Barker asked, "Here you are with all these city issues and the people don't have much confidence in the elected officials or those in the city government that serve in critical areas. How do you restore confidence in their local government when the people have issues that have divided the community in many cases?" 

Ysusi answered by stating, "We must start by being an open and responsive government. We serve everyone in the community. If we present a situation, we need to explain why we are in it and how we got there and what we need to do about it. We all know that there will be decisions that have to be made that are not always going to be popular. The people expect the commissioners to have a thorough knowledge of that problem and to come up with alternatives to solve it," he said. 

One such proposal Ysusi is investigating is forming an interlocal agreement between all of the county communities and the county government in pooling their resources, utilizing material and personnel to benefit each community. By using the county as a purchasing partner rather than each community buying their own materials the county could buy the materials in bulk and it be dispersed among the cities as per their needs.

"This is one way we could all benefit by saving money," he claimed. He stressed the need to be creative and to look at new ways of doing business in these small communities with limited resources. "Some of these ideas will work and some won't but we should be open to trying to think of new ways of building on the future of our area," said Ysusi.

Ysusi concluded, "We want your (the community's) input. We want your suggestions. I will listen to anything that concerns the public.

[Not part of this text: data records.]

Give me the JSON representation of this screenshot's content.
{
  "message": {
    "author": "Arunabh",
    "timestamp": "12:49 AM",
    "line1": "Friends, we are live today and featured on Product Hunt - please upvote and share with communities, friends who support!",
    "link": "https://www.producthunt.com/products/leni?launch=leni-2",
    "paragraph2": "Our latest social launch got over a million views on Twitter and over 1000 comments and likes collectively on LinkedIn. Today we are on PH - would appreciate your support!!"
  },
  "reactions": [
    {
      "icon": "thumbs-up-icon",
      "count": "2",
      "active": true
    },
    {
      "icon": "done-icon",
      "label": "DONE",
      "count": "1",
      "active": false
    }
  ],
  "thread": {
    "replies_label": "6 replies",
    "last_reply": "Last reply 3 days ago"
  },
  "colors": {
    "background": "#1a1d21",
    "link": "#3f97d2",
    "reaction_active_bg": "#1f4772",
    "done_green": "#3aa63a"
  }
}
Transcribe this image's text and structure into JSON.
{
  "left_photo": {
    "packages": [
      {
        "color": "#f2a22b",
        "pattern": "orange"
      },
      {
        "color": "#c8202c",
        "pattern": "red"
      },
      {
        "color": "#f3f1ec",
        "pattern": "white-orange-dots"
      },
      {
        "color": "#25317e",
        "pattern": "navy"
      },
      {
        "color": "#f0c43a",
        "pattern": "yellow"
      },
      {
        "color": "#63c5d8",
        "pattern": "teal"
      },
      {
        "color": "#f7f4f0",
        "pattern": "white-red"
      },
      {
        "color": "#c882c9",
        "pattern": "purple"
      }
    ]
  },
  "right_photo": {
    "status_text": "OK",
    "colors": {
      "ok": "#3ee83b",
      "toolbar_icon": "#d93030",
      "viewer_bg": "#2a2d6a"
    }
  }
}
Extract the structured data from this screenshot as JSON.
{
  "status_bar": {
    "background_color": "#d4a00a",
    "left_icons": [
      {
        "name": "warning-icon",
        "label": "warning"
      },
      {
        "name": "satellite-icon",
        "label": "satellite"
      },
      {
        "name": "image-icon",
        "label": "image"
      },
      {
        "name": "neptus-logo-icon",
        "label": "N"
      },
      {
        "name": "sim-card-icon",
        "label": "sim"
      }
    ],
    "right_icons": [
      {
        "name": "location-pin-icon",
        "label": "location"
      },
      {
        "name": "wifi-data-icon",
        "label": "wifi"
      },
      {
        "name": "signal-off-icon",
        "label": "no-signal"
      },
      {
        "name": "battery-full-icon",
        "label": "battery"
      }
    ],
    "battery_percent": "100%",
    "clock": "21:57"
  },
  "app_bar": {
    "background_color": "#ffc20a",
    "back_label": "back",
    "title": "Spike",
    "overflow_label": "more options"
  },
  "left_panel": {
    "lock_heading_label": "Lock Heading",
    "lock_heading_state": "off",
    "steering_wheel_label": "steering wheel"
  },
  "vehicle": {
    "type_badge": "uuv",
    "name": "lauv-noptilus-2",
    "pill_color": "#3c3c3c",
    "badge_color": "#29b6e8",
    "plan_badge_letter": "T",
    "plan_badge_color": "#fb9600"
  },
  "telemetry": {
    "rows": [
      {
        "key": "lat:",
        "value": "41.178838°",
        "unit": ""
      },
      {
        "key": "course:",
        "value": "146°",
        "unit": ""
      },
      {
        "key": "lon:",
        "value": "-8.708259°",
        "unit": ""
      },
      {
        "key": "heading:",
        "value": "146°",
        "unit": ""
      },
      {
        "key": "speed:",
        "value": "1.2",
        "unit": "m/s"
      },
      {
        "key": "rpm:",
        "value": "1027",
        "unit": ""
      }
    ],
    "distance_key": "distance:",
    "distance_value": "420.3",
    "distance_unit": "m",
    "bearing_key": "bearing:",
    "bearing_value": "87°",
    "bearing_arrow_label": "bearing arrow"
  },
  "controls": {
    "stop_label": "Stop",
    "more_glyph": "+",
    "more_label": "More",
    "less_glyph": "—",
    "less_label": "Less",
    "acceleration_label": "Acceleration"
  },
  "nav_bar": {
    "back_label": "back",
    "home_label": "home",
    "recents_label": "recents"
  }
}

This is a long process and we didn't get here overnight, but as long as we are showing the people we are taking steps forward and we are willing to make those changes that benefit the community while spending their money as wisely as we can, my hope is that we can restore the public's faith in their local government to do what is right for our city."